The final step in preparing your multimeter to take measurements is to max out the amperage setting on your device. That’s usually done by turning the corresponding dial.
Here’s why: The idea is to enable your multimeter to handle more than the expected maximum currents of a circuit. This helps protect against potentially blowing a fuse, should the amperage you’re measuring be stronger than anticipated. In such a scenario, the current could destroy your multimeter.
It’s worth noting that this is a safety precaution, not necessarily the best way to configure your device. It’s possible that keeping the dial to the maximum setting might not give you a reading if the current flowing through the circuit is too low.
In order to measure the current in a circuit, you have to run it through the multimeter. Before doing that, make sure you shut off the power.
Why? Well, the moment you complete the circuit with your multimeter, the current instantly flows through it if the power is on. That means that it goes through the small tip of the probe and can cause overheating from the electrical load.
So, before putting the multimeter in series with the circuit and essentially turning it into a live wire, turn off the breaker switch or remove the negative lead coming from the battery if you have a circuit powered by one.
With the power off, you can connect the multimeter. The red probe, or red lead, usually connects to a point closes to the power source. The black probe connects to what’s known as the downstream or outgoing section of the circuit.
After integrating the multimeter into the circuit, you can restore power. As the current flows through it, you should notice a number on your device’s display.
If you see a number between 1 and 10, it means that you’re measuring amps. However, if you see something starting with zero followed by a decimal point, then you’re measuring milliamps.
Pro Tip: When the displayed number is under 0.400, you can swap your red probe into the mA jack for a more accurate reading. Of course, you’ll want to power off the circuit first and then change the position of the red lead.

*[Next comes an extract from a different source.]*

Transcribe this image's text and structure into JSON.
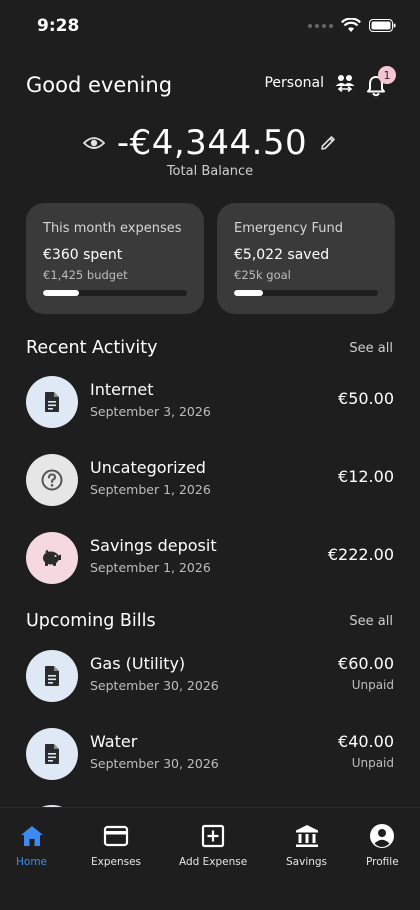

Using Alligator Clips
Alligator clips, or clamps, are very useful accessories because one of the problems with using a standard multimeter is that it can keep both hands busy.
When using alligator clips, your hands are free, and you’re safely disconnected from the circuit should something happen. You’ll also have a much easier time switching the power on and off as you perform your measurements.
Always exercise caution when attempting to measure the current going through a circuit. Finding the source of a parasitic drain could be important in various projects. However, it’s crucial to remember that you have to make your multimeter a part of the live circuit to take an accurate amp measurement.
Therefore, a poor configuration can do more than give you an inaccurate reading. It can blow a fuse, damage the device, or even cause electrocution. Apart from following the general steps presented in this article, don’t forget to check your multimeter’s manual to better understand how it works.
2 thoughts on “How to Measure Amps Using a Multimeter”
NEVER EVER ever ever ever put multimeter probes into a plug socket like that!
If the multimeter was set to AMPS (Which is the title of the page isn’t it) then it will either EXPLODE or, at the very least, it will blow the fuse, hopefully faster than you can say “is that the smell of burning electronics”.
Also be aware that when you put your multimeter into AMPS mode then that is basically a “short circuit” mode that can DAMAGE a huge range of electric and electronic devices.
Please heed this warning and help, from someone with many many years of experience.
Thank you! That’s a random image an editor used. I’ll get that changed to a battery or something else. An editor and I will go through the article again and check for errors. Thanks.